• _INFORMATION SHOWN_:

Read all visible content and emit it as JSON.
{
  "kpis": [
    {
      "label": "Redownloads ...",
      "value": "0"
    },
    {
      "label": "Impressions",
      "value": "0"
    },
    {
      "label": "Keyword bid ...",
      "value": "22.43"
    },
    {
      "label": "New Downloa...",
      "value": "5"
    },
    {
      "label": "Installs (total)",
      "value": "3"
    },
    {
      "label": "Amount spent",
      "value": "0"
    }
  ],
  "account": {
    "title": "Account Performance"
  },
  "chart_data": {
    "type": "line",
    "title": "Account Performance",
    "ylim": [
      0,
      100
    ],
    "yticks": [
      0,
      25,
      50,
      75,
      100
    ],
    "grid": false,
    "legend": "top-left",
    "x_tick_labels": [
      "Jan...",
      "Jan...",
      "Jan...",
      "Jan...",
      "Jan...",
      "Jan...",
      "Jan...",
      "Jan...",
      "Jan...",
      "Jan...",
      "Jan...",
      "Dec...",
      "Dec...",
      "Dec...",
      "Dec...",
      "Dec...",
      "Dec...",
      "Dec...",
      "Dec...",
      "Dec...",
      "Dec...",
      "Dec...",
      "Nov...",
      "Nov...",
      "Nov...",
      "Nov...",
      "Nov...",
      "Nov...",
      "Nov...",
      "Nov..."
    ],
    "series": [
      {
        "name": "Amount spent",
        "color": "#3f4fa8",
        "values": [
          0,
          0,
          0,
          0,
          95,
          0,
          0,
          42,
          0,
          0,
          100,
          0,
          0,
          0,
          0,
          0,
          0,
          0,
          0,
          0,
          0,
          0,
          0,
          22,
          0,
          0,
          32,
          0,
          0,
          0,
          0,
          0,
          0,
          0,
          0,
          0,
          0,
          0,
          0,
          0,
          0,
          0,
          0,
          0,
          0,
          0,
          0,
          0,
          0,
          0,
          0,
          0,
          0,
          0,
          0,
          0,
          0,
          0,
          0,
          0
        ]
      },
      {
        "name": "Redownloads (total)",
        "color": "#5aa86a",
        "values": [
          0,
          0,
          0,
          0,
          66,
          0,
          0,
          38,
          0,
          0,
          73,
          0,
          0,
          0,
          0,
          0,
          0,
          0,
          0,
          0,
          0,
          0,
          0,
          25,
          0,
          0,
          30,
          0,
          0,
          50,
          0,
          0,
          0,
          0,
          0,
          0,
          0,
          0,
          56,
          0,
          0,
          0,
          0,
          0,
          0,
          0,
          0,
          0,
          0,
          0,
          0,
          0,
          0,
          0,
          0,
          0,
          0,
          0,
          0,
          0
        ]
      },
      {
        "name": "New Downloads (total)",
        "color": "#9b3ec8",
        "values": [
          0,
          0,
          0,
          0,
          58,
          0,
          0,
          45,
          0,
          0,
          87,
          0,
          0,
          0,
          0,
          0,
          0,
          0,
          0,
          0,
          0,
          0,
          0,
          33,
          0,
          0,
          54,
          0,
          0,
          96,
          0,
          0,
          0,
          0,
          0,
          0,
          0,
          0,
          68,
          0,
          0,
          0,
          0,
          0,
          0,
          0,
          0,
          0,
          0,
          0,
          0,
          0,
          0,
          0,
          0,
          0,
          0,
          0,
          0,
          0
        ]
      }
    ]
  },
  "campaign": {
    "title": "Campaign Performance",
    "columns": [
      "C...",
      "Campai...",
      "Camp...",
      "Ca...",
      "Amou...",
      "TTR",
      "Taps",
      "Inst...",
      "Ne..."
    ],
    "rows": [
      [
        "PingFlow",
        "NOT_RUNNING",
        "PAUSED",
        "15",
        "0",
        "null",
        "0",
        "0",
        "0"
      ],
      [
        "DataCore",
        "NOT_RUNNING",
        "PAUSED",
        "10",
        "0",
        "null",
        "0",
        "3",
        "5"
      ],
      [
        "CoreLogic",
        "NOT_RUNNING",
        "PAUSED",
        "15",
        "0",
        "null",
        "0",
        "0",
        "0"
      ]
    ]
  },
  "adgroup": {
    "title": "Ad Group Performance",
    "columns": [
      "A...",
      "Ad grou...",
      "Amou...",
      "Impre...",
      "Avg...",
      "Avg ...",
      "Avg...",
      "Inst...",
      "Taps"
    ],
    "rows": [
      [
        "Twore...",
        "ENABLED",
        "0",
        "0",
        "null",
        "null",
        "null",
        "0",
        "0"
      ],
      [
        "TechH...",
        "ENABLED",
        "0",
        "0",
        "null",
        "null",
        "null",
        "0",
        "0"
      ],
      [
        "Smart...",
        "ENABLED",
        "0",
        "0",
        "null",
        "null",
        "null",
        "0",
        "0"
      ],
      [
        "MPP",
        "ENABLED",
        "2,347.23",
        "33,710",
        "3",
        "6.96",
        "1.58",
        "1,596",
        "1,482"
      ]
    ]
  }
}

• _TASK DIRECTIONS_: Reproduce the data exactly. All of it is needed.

• _REPLY_:
Read all visible content and emit it as JSON.
{
  "kpis": [
    {
      "label": "Redownloads ...",
      "value": "0"
    },
    {
      "label": "Impressions",
      "value": "0"
    },
    {
      "label": "Keyword bid ...",
      "value": "22.43"
    },
    {
      "label": "New Downloa...",
      "value": "5"
    },
    {
      "label": "Installs (total)",
      "value": "3"
    },
    {
      "label": "Amount spent",
      "value": "0"
    }
  ],
  "account": {
    "title": "Account Performance"
  },
  "chart_data": {
    "type": "line",
    "title": "Account Performance",
    "ylim": [
      0,
      100
    ],
    "yticks": [
      0,
      25,
      50,
      75,
      100
    ],
    "grid": false,
    "legend": "top-left",
    "x_tick_labels": [
      "Jan...",
      "Jan...",
      "Jan...",
      "Jan...",
      "Jan...",
      "Jan...",
      "Jan...",
      "Jan...",
      "Jan...",
      "Jan...",
      "Jan...",
      "Dec...",
      "Dec...",
      "Dec...",
      "Dec...",
      "Dec...",
      "Dec...",
      "Dec...",
      "Dec...",
      "Dec...",
      "Dec...",
      "Dec...",
      "Nov...",
      "Nov...",
      "Nov...",
      "Nov...",
      "Nov...",
      "Nov...",
      "Nov...",
      "Nov..."
    ],
    "series": [
      {
        "name": "Amount spent",
        "color": "#3f4fa8",
        "values": [
          0,
          0,
          0,
          0,
          95,
          0,
          0,
          42,
          0,
          0,
          100,
          0,
          0,
          0,
          0,
          0,
          0,
          0,
          0,
          0,
          0,
          0,
          0,
          22,
          0,
          0,
          32,
          0,
          0,
          0,
          0,
          0,
          0,
          0,
          0,
          0,
          0,
          0,
          0,
          0,
          0,
          0,
          0,
          0,
          0,
          0,
          0,
          0,
          0,
          0,
          0,
          0,
          0,
          0,
          0,
          0,
          0,
          0,
          0,
          0
        ]
      },
      {
        "name": "Redownloads (total)",
        "color": "#5aa86a",
        "values": [
          0,
          0,
          0,
          0,
          66,
          0,
          0,
          38,
          0,
          0,
          73,
          0,
          0,
          0,
          0,
          0,
          0,
          0,
          0,
          0,
          0,
          0,
          0,
          25,
          0,
          0,
          30,
          0,
          0,
          50,
          0,
          0,
          0,
          0,
          0,
          0,
          0,
          0,
          56,
          0,
          0,
          0,
          0,
          0,
          0,
          0,
          0,
          0,
          0,
          0,
          0,
          0,
          0,
          0,
          0,
          0,
          0,
          0,
          0,
          0
        ]
      },
      {
        "name": "New Downloads (total)",
        "color": "#9b3ec8",
        "values": [
          0,
          0,
          0,
          0,
          58,
          0,
          0,
          45,
          0,
          0,
          87,
          0,
          0,
          0,
          0,
          0,
          0,
          0,
          0,
          0,
          0,
          0,
          0,
          33,
          0,
          0,
          54,
          0,
          0,
          96,
          0,
          0,
          0,
          0,
          0,
          0,
          0,
          0,
          68,
          0,
          0,
          0,
          0,
          0,
          0,
          0,
          0,
          0,
          0,
          0,
          0,
          0,
          0,
          0,
          0,
          0,
          0,
          0,
          0,
          0
        ]
      }
    ]
  },
  "campaign": {
    "title": "Campaign Performance",
    "columns": [
      "C...",
      "Campai...",
      "Camp...",
      "Ca...",
      "Amou...",
      "TTR",
      "Taps",
      "Inst...",
      "Ne..."
    ],
    "rows": [
      [
        "PingFlow",
        "NOT_RUNNING",
        "PAUSED",
        "15",
        "0",
        "null",
        "0",
        "0",
        "0"
      ],
      [
        "DataCore",
        "NOT_RUNNING",
        "PAUSED",
        "10",
        "0",
        "null",
        "0",
        "3",
        "5"
      ],
      [
        "CoreLogic",
        "NOT_RUNNING",
        "PAUSED",
        "15",
        "0",
        "null",
        "0",
        "0",
        "0"
      ]
    ]
  },
  "adgroup": {
    "title": "Ad Group Performance",
    "columns": [
      "A...",
      "Ad grou...",
      "Amou...",
      "Impre...",
      "Avg...",
      "Avg ...",
      "Avg...",
      "Inst...",
      "Taps"
    ],
    "rows": [
      [
        "Twore...",
        "ENABLED",
        "0",
        "0",
        "null",
        "null",
        "null",
        "0",
        "0"
      ],
      [
        "TechH...",
        "ENABLED",
        "0",
        "0",
        "null",
        "null",
        "null",
        "0",
        "0"
      ],
      [
        "Smart...",
        "ENABLED",
        "0",
        "0",
        "null",
        "null",
        "null",
        "0",
        "0"
      ],
      [
        "MPP",
        "ENABLED",
        "2,347.23",
        "33,710",
        "3",
        "6.96",
        "1.58",
        "1,596",
        "1,482"
      ]
    ]
  }
}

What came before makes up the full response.